By Tracy Pannozzo, Humanitas Global
We attract whatever we desire or expect, so says the law of attraction.
Based on that, what if businesses and countries around the world desired, even expected the women and girls in their communities to learn and pursue math and science? I believe the world would experience a knowledge explosion, a global Renaissance that would strengthen economies, fuel invention and solve many of the social ills of our time.
Hunger and malnutrition could be eradicated, infectious disease halted in its tracks, and social and economic inequality undone because more people around the world would be educated in science, technology, engineering and math (STEM) and be able to use that knowledge to address these issues.
Sound far-fetched? Perhaps to some, but United Nation’s Secretary-General Ban Ki Moon and the heads of 169 UN Member States believe we have what it takes to meet these and the other goals in the Sustainable Development Agenda by 2030.
To do this, however, the female half of the world’s population must be allowed access to education (in places where they are not) and encouraged to develop fluency in STEM subjects.
It isn’t a matter of whether or not she is capable - She CAN do it. A worldwide study by the American Psychological Association found few gender differences in math abilities among boys and girls. The study also found that girls will perform at the same level as boys in math when they have the right education tools and visible female role models. This also makes a compelling case for cultivating STEM educators who are willing and able to instruct and inspire female students.
The world needs women and girls to be attracted to careers in math, science and technology. It is the responsibility of men and women already working in these fields to accept new female recruits and provide an encouraging environment in which they can learn and grow. If we don’t, it will hurt us all.

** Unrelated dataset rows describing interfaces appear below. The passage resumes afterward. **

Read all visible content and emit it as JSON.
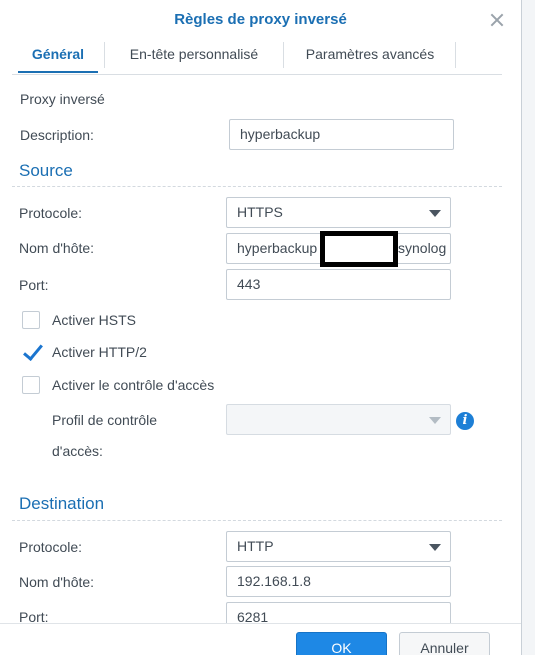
{
  "dialog": {
    "title": "Règles de proxy inversé"
  },
  "tabs": [
    {
      "label": "Général",
      "active": true
    },
    {
      "label": "En-tête personnalisé",
      "active": false
    },
    {
      "label": "Paramètres avancés",
      "active": false
    }
  ],
  "general": {
    "heading": "Proxy inversé",
    "description_label": "Description:",
    "description_value": "hyperbackup"
  },
  "source": {
    "title": "Source",
    "protocol_label": "Protocole:",
    "protocol_value": "HTTPS",
    "hostname_label": "Nom d'hôte:",
    "hostname_prefix": "hyperbackup",
    "hostname_suffix": "synolog",
    "port_label": "Port:",
    "port_value": "443",
    "hsts_label": "Activer HSTS",
    "hsts_checked": false,
    "http2_label": "Activer HTTP/2",
    "http2_checked": true,
    "access_control_label": "Activer le contrôle d'accès",
    "access_control_checked": false,
    "access_profile_label_line1": "Profil de contrôle",
    "access_profile_label_line2": "d'accès:",
    "access_profile_value": ""
  },
  "destination": {
    "title": "Destination",
    "protocol_label": "Protocole:",
    "protocol_value": "HTTP",
    "hostname_label": "Nom d'hôte:",
    "hostname_value": "192.168.1.8",
    "port_label": "Port:",
    "port_value": "6281"
  },
  "footer": {
    "ok_label": "OK",
    "cancel_label": "Annuler"
  },
  "colors": {
    "accent": "#1b6fb3",
    "primary_button": "#1e88e5",
    "check": "#1b75cf"
  },
  "icons": {
    "close": "close-icon",
    "dropdown": "chevron-down-icon",
    "info": "info-icon",
    "check": "checkmark-icon"
  }
}
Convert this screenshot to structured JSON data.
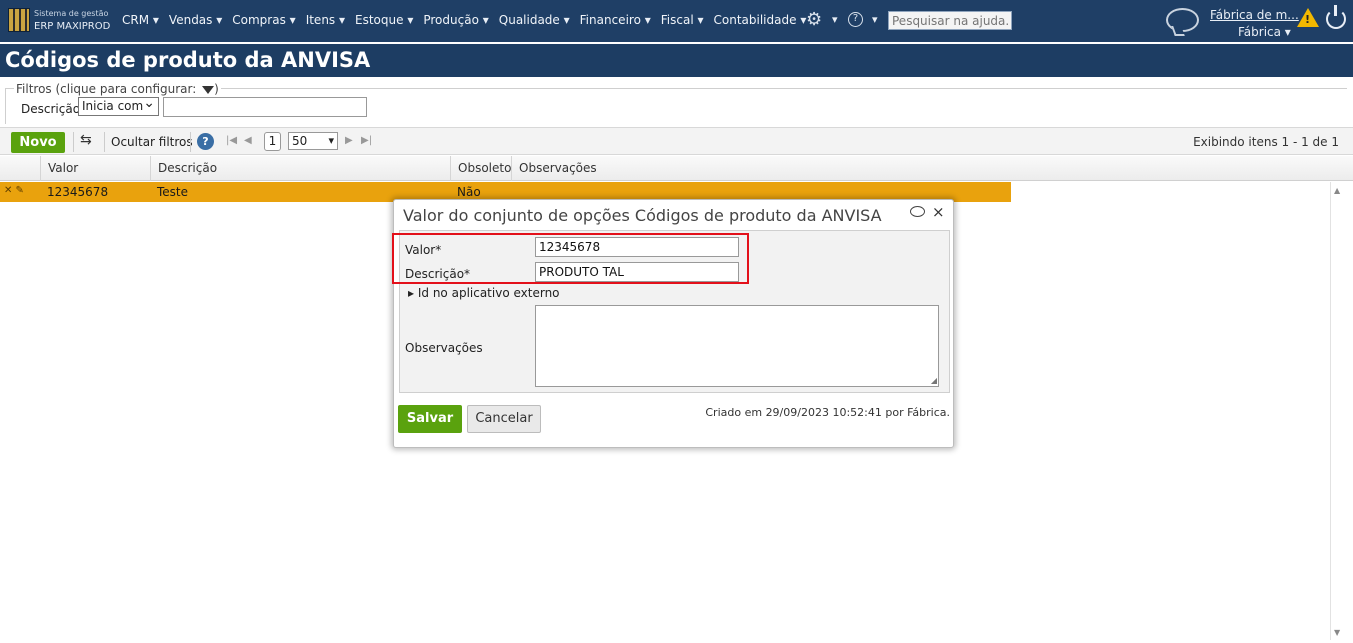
{
  "app": {
    "brand_line1": "Sistema de gestão",
    "brand_line2": "ERP MAXIPROD",
    "menu": [
      "CRM",
      "Vendas",
      "Compras",
      "Itens",
      "Estoque",
      "Produção",
      "Qualidade",
      "Financeiro",
      "Fiscal",
      "Contabilidade"
    ],
    "search_placeholder": "Pesquisar na ajuda...",
    "company_name": "Fábrica de m...",
    "company_sub": "Fábrica ▾",
    "warning_symbol": "!",
    "help_symbol": "?"
  },
  "page": {
    "title": "Códigos de produto da ANVISA"
  },
  "filters": {
    "legend": "Filtros (clique para configurar:",
    "legend_close": ")",
    "description_label": "Descrição",
    "mode_value": "Inicia com",
    "text_value": ""
  },
  "toolbar": {
    "new_label": "Novo",
    "hide_filters_label": "Ocultar filtros",
    "help_symbol": "?",
    "page_value": "1",
    "page_size": "50",
    "showing_label": "Exibindo itens 1 - 1 de 1"
  },
  "grid": {
    "columns": [
      "Valor",
      "Descrição",
      "Obsoleto",
      "Observações"
    ],
    "rows": [
      {
        "valor": "12345678",
        "descricao": "Teste",
        "obsoleto": "Não",
        "observacoes": ""
      }
    ]
  },
  "modal": {
    "title": "Valor do conjunto de opções Códigos de produto da ANVISA",
    "close_symbol": "×",
    "valor_label": "Valor*",
    "valor_value": "12345678",
    "descricao_label": "Descrição*",
    "descricao_value": "PRODUTO TAL",
    "external_id_label": "Id no aplicativo externo",
    "observacoes_label": "Observações",
    "observacoes_value": "",
    "save_label": "Salvar",
    "cancel_label": "Cancelar",
    "created_text": "Criado em 29/09/2023 10:52:41 por Fábrica."
  },
  "colors": {
    "nav_bg": "#1f3f66",
    "selected_row": "#e9a20d",
    "primary_button": "#5aa20e",
    "highlight_border": "#e3101a"
  },
  "icons": [
    "logo-icon",
    "gear-icon",
    "help-icon",
    "chat-icon",
    "warning-icon",
    "power-icon",
    "funnel-icon",
    "refresh-icon",
    "close-icon"
  ]
}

The World Economic Forum (WEF) focused on the issue of gender gaps in STEM jobs both at the 2016 annual meeting in Davos, Switzerland and in its Future of Jobs report. According to the WEF, “leaders must address the chronic problem of getting more women into STEM—science, technology, engineering, mathematics—professions.”
It will take a global effort to attract women and girls from every nation to math and science fields and convince them to stay. Parents and leaders from community, government and industry all play a critical role in providing access and encouragement. Many have heeded the call, and some for quite a while now.
Last December the United Nations adopted a resolution proclaiming February 11 the International Day of Women and Girls in Science. To commemorate the first observance, a high-level forum takes place today at UN Headquarters.
On the first-ever International Day of Women and Girls in Science, let’s salute some of the many STEM initiatives inspiring and educating women and girls around the globe.
- Australia: Science in Australia Gender Equity, Women in Science AUSTRALIA
- Brazil: Ciência sem Fronteiras (Brazil Scientific Mobility Program)
- Canada: Canadian Coalition of Women in Engineering, Science, Trades and Technology,
- hEr VOLUTION, Society for Canadian Women in Science and Technology
- Europe: TechSisters, European Centre for Women and Technology
- Estonia: Digigirls,
- Ghana: Tech Needs Girls
- India: Indian Girls Code
- Finland: Rails Girls
- Malaysia: National Association of Women Entrepreneurs of Malaysia
- Singapore: Destination Imagination
- United Arab Emirates: The second annual Dubai All–Women Hackathon
- United Kingdom: WISE
- United States: 1000 Girls — 1000 Futures, org, Million Women Mentors, The Scientista Foundation,
- Worldwide: Organization for Women in Science in the Developing World, Girls in Tech, Little Miss Geek, Technovation
Finally, a challenge. Rewrite the equation. Make it okay for women and girls to learn and get “geeky” smart. Educate them. Mentor them. Fund them. Hire them. Close the global gender gap in math and science. Then together, we can transform the world we share.